Think regional locks on movie streaming and other digital goods are silly? So does the European Commission. It's outlining a new strategy (the Digital Single Market) that would prevent companies from geo-blocking online services when it's not truly necessary. This kind of arbitrary limit "cannot exist" in a single European Union-wide digital marketplace, officials argue. It's not clear what rules will be involved (you'll likely hear more about that when the full strategy is due in May), but the implication is that you wouldn't be forced to download or stream from a country-specific service. If you wanted to watch French Netflix from Germany, for example, you could.
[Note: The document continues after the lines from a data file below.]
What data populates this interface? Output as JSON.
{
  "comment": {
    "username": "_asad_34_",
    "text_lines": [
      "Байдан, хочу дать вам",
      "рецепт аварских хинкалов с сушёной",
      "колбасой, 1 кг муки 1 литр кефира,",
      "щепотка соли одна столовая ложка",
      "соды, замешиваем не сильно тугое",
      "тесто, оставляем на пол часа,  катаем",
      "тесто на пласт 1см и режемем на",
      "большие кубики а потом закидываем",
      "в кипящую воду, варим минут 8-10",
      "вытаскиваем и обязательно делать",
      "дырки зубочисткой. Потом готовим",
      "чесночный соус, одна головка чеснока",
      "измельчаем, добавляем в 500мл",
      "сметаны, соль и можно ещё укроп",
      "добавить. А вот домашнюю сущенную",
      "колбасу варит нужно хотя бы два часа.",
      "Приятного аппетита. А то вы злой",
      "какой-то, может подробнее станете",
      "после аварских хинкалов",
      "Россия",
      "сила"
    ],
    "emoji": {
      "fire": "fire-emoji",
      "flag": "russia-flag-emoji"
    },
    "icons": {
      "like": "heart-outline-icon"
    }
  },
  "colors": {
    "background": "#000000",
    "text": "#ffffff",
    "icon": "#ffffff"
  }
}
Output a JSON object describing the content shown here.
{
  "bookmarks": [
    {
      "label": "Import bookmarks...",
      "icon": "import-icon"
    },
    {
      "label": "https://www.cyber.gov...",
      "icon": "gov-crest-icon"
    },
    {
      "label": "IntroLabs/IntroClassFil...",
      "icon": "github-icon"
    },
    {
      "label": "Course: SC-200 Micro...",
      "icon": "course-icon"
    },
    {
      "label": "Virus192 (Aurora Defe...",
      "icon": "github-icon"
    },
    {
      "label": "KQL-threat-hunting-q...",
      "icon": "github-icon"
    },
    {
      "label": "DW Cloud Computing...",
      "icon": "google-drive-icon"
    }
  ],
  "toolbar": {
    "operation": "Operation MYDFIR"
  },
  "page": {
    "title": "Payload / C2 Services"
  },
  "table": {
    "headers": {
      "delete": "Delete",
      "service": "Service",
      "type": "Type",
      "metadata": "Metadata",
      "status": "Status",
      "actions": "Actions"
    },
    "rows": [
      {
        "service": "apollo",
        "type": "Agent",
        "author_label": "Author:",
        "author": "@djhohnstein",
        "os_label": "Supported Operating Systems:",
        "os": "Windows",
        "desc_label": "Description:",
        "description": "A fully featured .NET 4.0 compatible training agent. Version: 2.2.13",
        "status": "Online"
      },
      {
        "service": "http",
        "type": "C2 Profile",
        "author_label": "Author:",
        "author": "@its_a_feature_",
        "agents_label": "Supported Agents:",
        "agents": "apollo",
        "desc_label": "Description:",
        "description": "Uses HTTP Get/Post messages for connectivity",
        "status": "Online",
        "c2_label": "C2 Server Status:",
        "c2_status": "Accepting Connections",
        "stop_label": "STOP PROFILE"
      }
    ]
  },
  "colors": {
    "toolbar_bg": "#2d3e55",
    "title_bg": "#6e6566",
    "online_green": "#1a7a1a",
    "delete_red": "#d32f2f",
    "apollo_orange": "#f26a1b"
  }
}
Whether or not the EU can actually do this is another matter. While it might not be that hard to ask online services to open up, content licensing usually happens on a country-by-country basis -- regulators would likely have to enforce Union-wide license deals and pricing to make the digital rules stick. There is a chance that this will happen given a simultaneous push for more consumer-friendly copyright laws, but you won't want to count on unfettered access just yet.
[Image credit: European Parliament, Flickr]